(Directions for this task): Return each line of the material verbatim.

(Exercise data):
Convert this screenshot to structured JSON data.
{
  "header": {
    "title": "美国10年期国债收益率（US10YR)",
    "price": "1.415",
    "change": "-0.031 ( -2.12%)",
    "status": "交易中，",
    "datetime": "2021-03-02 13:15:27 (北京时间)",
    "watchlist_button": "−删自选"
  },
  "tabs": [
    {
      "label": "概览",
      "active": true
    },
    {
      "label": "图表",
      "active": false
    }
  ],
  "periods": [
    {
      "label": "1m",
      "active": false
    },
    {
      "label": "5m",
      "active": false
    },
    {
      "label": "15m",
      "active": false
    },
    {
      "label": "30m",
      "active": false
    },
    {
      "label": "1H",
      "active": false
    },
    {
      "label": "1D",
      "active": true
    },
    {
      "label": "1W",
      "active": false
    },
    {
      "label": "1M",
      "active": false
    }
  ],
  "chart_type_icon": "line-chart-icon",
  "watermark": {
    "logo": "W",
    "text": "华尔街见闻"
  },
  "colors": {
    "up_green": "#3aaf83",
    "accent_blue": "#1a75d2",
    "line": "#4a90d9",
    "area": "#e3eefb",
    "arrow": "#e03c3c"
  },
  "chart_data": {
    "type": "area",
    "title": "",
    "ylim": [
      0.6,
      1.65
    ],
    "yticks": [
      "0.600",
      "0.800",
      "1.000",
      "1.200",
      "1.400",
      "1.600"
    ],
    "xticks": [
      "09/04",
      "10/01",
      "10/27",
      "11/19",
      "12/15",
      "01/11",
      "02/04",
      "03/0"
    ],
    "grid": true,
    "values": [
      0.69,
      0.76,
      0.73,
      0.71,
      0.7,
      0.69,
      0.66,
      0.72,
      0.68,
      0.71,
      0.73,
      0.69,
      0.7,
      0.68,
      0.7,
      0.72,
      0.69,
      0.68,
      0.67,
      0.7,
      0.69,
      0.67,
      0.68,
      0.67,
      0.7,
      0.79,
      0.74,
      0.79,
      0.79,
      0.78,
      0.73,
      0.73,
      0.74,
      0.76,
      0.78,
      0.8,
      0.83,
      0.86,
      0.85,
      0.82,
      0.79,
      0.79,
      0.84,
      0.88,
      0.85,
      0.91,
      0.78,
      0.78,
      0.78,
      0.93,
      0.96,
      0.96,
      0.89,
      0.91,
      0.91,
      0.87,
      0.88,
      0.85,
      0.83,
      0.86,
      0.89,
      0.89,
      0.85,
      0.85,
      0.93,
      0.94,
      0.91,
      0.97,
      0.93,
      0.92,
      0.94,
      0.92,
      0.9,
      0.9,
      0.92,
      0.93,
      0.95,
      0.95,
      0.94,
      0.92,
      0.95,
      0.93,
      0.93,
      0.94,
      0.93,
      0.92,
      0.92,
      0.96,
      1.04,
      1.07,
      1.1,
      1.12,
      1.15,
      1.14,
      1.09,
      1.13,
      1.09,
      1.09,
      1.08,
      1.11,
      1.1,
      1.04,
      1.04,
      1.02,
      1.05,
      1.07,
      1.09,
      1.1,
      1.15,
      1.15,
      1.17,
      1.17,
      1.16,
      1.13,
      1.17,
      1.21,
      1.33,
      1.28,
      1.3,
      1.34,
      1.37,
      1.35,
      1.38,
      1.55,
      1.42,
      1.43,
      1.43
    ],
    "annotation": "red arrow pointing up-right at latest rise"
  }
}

(Written response):
Convert this screenshot to structured JSON data.
{
  "header": {
    "title": "美国10年期国债收益率（US10YR)",
    "price": "1.415",
    "change": "-0.031 ( -2.12%)",
    "status": "交易中，",
    "datetime": "2021-03-02 13:15:27 (北京时间)",
    "watchlist_button": "−删自选"
  },
  "tabs": [
    {
      "label": "概览",
      "active": true
    },
    {
      "label": "图表",
      "active": false
    }
  ],
  "periods": [
    {
      "label": "1m",
      "active": false
    },
    {
      "label": "5m",
      "active": false
    },
    {
      "label": "15m",
      "active": false
    },
    {
      "label": "30m",
      "active": false
    },
    {
      "label": "1H",
      "active": false
    },
    {
      "label": "1D",
      "active": true
    },
    {
      "label": "1W",
      "active": false
    },
    {
      "label": "1M",
      "active": false
    }
  ],
  "chart_type_icon": "line-chart-icon",
  "watermark": {
    "logo": "W",
    "text": "华尔街见闻"
  },
  "colors": {
    "up_green": "#3aaf83",
    "accent_blue": "#1a75d2",
    "line": "#4a90d9",
    "area": "#e3eefb",
    "arrow": "#e03c3c"
  },
  "chart_data": {
    "type": "area",
    "title": "",
    "ylim": [
      0.6,
      1.65
    ],
    "yticks": [
      "0.600",
      "0.800",
      "1.000",
      "1.200",
      "1.400",
      "1.600"
    ],
    "xticks": [
      "09/04",
      "10/01",
      "10/27",
      "11/19",
      "12/15",
      "01/11",
      "02/04",
      "03/0"
    ],
    "grid": true,
    "values": [
      0.69,
      0.76,
      0.73,
      0.71,
      0.7,
      0.69,
      0.66,
      0.72,
      0.68,
      0.71,
      0.73,
      0.69,
      0.7,
      0.68,
      0.7,
      0.72,
      0.69,
      0.68,
      0.67,
      0.7,
      0.69,
      0.67,
      0.68,
      0.67,
      0.7,
      0.79,
      0.74,
      0.79,
      0.79,
      0.78,
      0.73,
      0.73,
      0.74,
      0.76,
      0.78,
      0.8,
      0.83,
      0.86,
      0.85,
      0.82,
      0.79,
      0.79,
      0.84,
      0.88,
      0.85,
      0.91,
      0.78,
      0.78,
      0.78,
      0.93,
      0.96,
      0.96,
      0.89,
      0.91,
      0.91,
      0.87,
      0.88,
      0.85,
      0.83,
      0.86,
      0.89,
      0.89,
      0.85,
      0.85,
      0.93,
      0.94,
      0.91,
      0.97,
      0.93,
      0.92,
      0.94,
      0.92,
      0.9,
      0.9,
      0.92,
      0.93,
      0.95,
      0.95,
      0.94,
      0.92,
      0.95,
      0.93,
      0.93,
      0.94,
      0.93,
      0.92,
      0.92,
      0.96,
      1.04,
      1.07,
      1.1,
      1.12,
      1.15,
      1.14,
      1.09,
      1.13,
      1.09,
      1.09,
      1.08,
      1.11,
      1.1,
      1.04,
      1.04,
      1.02,
      1.05,
      1.07,
      1.09,
      1.1,
      1.15,
      1.15,
      1.17,
      1.17,
      1.16,
      1.13,
      1.17,
      1.21,
      1.33,
      1.28,
      1.3,
      1.34,
      1.37,
      1.35,
      1.38,
      1.55,
      1.42,
      1.43,
      1.43
    ],
    "annotation": "red arrow pointing up-right at latest rise"
  }
}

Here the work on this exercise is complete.